Falling Snake (C) View File Simon Snake has fallen down a hole, you must rescue him, by avoiding obstacles on his way down. Controls: Cursor Keys, for left and right. Space to start or continue the game. Falling snake was a game that I wrote on the C64 in Basic, but now converted to KickC, because I want to add more features to it, and was running on the limits of what I wanted to squeeze into Basic. All graphics, except player sprite are Petscii. "Cut Scenes", are in "Lores Double Petscii". The Basic version you can also find below as a tutorial "How to create a simple game in basic on the X16" This time the game is written in Kickc, allowing more features to be added. Current status: 90% of all Basic features have been converted to C. Extra features have been added that were easier to add in C, like "cut scenes". Sound and more game play elements are to be added still.
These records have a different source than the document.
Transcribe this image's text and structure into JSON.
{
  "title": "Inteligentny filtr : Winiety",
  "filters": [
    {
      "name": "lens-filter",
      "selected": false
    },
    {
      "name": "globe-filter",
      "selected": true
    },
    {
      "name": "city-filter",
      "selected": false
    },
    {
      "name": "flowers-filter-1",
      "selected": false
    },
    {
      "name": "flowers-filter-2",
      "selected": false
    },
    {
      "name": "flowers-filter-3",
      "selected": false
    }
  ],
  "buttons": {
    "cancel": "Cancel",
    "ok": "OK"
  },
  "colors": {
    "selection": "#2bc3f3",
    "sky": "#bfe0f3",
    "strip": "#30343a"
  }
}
Video below. (music added in post production) Submitter CursorKeys Submitted 05/22/21 Category Games
Hi! I have been playing with interupts a little, in kickc, and it all works nice. But now I tried to incooperate it in a game I hit a snag. It seems when I setup an interupt, for scanline, my keyboard functions stop working. I am probably doing something really basic wrong. The weird thing is also, when I restore the interupt to it's previous state, the keyboard is still not working. ps. the keyboard routing I am using is kickc "kbhit", which seems to call kernal routine "GETIN" at $FFE4, I also tried directly calling kernal routines, which works fine, but not when my interupt is enabled. ps2. I enable the interupt, something like this. What I am asking is. How does the keyboard normally work? 1- Is there an interupt when a key is pressed? Why does that interup stop working when I set my scanline interupt. How are they related? Do I need to do some extra "magic" at the end of my scanline interupt, to keep the key handling interupt working? 2- Can you somehow check the keyboard in a loop, without interupt, by polling a memory address or maybe a vram address, and if so which one? Also anyone could point me to the correct sections in the documentation, I will be thankfull! The most accurate I have found an answer is the section in the manual called "'Custom keyboard scan code handler". But I somehow don't get the full picture. Thanks CC
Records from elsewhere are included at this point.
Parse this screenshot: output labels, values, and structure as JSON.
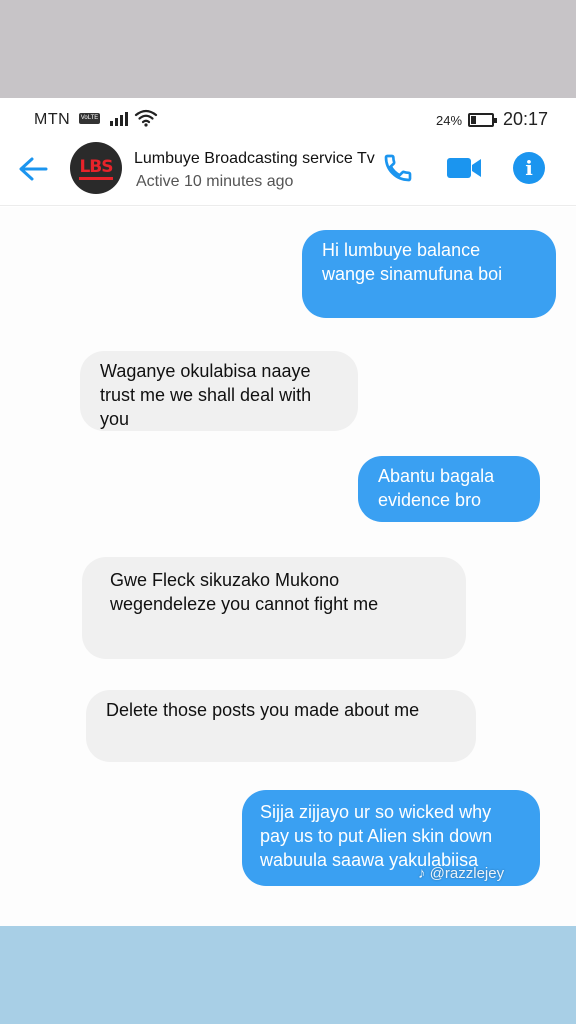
{
  "status_bar": {
    "carrier": "MTN",
    "volte": "VoLTE",
    "battery_percent": "24%",
    "battery_level": 0.24,
    "time": "20:17"
  },
  "header": {
    "contact_name": "Lumbuye Broadcasting service Tv",
    "contact_status": "Active 10 minutes ago",
    "avatar_logo": "LBS"
  },
  "messages": [
    {
      "direction": "outgoing",
      "text": "Hi lumbuye balance wange sinamufuna boi"
    },
    {
      "direction": "incoming",
      "text": "Waganye okulabisa naaye trust me we shall deal with you"
    },
    {
      "direction": "outgoing",
      "text": "Abantu bagala evidence bro"
    },
    {
      "direction": "incoming",
      "text": "Gwe Fleck sikuzako Mukono wegendeleze you cannot fight me"
    },
    {
      "direction": "incoming",
      "text": "Delete those posts you made about me"
    },
    {
      "direction": "outgoing",
      "text": "Sijja zijjayo ur so wicked why pay us to put Alien skin down wabuula saawa yakulabiisa"
    }
  ],
  "watermark": "♪ @razzlejey",
  "colors": {
    "accent": "#1b95ef",
    "outgoing_bubble": "#3aa0f2",
    "incoming_bubble": "#f0f0f0",
    "top_band": "#c7c4c7",
    "bottom_band": "#a8cfe6"
  }
}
51 downloadsSimon Snake has fallen down a hole, you must rescue him, by avoiding obstacles on his way down. Controls: Cursor Keys, for left and right. Space to start or continue the game. Falling snake was a game that I wrote on the C64 in Basic, but now converted to KickC, because I want to add more features to it, and was running on the limits of what I wanted to squeeze into Basic. All graphics, except player sprite are Petscii. "Cut Scenes", are in "Lores Double Petscii". The Basic version you can also find below as a tutorial "How to create a simple game in basic on the X16" This time the game is written in Kickc, allowing more features to be added. Current status: 90% of all Basic features have been converted to C. Extra features have been added that were easier to add in C, like "cut scenes". Sound and more game play elements are to be added still. Video below. (music added in post production)